Top of Source data
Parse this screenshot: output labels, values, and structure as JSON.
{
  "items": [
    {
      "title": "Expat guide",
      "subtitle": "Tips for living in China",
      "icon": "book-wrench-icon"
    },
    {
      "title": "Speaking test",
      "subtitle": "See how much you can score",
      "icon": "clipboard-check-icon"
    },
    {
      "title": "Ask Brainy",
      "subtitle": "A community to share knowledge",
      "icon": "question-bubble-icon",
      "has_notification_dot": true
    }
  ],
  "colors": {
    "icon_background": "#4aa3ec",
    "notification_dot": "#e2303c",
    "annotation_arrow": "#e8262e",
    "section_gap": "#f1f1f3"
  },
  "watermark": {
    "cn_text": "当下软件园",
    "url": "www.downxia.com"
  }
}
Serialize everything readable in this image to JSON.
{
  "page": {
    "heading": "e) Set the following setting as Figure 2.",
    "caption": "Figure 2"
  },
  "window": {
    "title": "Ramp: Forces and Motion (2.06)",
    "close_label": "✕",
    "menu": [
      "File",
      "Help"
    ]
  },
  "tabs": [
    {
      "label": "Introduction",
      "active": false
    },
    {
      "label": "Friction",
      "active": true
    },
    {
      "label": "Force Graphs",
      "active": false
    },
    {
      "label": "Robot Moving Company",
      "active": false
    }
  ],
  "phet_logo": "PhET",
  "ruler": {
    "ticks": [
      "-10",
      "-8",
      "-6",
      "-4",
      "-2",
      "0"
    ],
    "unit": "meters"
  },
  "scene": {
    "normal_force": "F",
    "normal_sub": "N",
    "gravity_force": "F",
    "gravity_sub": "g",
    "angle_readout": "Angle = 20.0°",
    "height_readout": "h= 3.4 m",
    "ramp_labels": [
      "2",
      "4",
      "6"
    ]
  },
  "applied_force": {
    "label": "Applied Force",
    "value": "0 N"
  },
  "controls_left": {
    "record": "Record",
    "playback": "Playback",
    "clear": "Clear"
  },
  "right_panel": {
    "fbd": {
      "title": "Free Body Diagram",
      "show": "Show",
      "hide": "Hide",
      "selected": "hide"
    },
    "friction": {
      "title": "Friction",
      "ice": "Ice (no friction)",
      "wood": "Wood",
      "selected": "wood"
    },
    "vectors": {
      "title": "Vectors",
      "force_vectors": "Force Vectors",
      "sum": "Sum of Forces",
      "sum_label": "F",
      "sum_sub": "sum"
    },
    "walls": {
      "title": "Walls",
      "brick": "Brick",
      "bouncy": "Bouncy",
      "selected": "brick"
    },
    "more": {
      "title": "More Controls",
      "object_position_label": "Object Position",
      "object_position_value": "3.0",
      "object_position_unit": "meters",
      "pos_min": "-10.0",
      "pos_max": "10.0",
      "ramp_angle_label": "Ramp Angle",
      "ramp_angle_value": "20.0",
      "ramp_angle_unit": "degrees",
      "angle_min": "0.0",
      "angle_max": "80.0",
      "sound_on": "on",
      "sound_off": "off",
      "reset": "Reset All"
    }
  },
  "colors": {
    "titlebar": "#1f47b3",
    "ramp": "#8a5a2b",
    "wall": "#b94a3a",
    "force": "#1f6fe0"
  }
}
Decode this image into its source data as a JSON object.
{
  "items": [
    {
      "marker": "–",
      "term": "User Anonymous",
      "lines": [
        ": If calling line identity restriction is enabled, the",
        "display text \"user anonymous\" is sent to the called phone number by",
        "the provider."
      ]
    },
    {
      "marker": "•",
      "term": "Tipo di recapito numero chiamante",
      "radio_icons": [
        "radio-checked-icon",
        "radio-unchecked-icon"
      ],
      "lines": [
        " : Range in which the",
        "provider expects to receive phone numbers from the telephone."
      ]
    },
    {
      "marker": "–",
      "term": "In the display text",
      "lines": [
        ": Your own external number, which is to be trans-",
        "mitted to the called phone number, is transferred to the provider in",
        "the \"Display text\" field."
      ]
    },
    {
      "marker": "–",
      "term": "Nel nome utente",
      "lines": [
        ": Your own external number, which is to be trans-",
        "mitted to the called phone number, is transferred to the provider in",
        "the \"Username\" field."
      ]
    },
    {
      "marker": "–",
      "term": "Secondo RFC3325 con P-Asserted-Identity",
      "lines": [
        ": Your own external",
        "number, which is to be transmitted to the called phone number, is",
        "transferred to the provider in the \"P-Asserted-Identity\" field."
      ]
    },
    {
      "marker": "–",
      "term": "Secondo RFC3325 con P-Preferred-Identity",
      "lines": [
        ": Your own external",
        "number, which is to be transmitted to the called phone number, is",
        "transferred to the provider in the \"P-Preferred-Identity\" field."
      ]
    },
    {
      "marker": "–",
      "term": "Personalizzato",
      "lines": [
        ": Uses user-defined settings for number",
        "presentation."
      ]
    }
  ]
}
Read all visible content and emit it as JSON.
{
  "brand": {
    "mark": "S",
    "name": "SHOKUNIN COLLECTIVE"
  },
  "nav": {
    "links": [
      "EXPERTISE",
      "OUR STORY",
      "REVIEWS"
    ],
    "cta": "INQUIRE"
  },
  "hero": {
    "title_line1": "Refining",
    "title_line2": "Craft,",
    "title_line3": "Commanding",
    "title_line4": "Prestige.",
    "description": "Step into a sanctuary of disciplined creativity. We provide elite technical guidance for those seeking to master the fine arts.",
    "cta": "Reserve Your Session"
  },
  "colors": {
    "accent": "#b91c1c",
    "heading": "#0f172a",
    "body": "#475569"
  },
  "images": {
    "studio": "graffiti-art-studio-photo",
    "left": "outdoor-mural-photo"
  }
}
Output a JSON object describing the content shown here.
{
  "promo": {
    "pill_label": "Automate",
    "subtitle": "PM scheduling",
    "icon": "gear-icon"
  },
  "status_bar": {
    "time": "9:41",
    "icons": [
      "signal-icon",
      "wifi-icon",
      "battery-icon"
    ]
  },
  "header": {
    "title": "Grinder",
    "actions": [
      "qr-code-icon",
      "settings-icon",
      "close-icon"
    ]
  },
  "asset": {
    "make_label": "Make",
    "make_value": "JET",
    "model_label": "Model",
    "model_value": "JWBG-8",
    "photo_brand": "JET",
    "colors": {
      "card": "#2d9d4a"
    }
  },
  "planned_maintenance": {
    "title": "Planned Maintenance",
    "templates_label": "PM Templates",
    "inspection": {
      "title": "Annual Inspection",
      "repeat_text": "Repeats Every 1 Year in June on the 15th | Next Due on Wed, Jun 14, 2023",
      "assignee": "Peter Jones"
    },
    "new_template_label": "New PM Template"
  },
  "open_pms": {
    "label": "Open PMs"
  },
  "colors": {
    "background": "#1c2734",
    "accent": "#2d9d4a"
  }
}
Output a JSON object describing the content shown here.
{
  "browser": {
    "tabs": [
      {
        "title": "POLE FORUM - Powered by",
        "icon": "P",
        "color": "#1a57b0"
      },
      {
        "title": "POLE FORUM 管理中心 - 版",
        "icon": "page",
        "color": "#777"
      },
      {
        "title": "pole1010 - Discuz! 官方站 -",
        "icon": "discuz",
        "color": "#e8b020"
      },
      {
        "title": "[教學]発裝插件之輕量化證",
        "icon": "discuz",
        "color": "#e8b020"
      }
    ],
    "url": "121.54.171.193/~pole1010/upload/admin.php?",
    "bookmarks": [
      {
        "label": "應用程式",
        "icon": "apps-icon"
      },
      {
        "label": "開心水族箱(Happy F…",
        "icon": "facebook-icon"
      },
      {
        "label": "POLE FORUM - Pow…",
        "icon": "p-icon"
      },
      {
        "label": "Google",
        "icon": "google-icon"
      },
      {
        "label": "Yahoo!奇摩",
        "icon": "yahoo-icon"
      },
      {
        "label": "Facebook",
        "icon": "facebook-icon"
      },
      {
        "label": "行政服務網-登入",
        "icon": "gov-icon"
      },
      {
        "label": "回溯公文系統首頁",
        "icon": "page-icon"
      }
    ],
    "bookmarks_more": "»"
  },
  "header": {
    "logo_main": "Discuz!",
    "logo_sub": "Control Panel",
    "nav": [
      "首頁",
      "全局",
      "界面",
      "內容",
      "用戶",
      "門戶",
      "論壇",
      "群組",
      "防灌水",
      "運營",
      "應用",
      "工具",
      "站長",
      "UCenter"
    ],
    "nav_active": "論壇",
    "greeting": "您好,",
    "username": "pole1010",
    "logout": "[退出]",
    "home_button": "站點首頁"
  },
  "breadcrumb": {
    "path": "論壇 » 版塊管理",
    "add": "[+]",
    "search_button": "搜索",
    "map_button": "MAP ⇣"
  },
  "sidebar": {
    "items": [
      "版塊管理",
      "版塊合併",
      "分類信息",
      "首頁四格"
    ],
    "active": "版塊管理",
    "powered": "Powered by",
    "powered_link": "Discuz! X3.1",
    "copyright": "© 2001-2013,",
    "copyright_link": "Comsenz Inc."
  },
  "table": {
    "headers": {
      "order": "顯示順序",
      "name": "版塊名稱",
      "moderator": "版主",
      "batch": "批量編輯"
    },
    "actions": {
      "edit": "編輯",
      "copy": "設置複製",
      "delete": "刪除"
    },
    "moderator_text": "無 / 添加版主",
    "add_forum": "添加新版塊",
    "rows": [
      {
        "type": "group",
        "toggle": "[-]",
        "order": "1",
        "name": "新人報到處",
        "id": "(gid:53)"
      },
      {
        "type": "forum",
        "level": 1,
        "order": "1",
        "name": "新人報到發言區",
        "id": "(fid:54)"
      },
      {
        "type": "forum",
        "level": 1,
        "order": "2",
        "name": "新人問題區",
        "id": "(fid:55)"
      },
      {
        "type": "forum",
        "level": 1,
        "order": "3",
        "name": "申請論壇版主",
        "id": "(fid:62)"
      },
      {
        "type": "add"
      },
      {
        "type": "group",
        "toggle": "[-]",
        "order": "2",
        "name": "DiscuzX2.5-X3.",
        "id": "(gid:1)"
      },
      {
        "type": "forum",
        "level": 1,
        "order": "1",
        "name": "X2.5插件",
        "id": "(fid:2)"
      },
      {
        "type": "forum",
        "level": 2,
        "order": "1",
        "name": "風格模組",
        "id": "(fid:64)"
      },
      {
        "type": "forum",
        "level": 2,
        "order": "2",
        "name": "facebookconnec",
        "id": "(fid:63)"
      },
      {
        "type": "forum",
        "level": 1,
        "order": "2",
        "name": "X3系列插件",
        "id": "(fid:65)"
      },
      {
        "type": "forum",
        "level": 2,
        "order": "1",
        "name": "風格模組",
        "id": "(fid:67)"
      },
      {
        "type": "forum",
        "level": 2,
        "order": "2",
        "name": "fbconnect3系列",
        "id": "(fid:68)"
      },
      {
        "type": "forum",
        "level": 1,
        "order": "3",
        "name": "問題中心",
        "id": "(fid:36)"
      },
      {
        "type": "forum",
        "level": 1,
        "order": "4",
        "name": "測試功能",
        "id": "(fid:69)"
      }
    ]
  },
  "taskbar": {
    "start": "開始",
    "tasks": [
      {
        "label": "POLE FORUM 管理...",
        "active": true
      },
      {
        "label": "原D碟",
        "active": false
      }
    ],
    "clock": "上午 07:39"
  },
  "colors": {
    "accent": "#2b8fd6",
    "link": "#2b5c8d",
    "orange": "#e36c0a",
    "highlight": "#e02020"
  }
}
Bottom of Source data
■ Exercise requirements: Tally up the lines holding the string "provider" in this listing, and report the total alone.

■ Result of this exercise: 6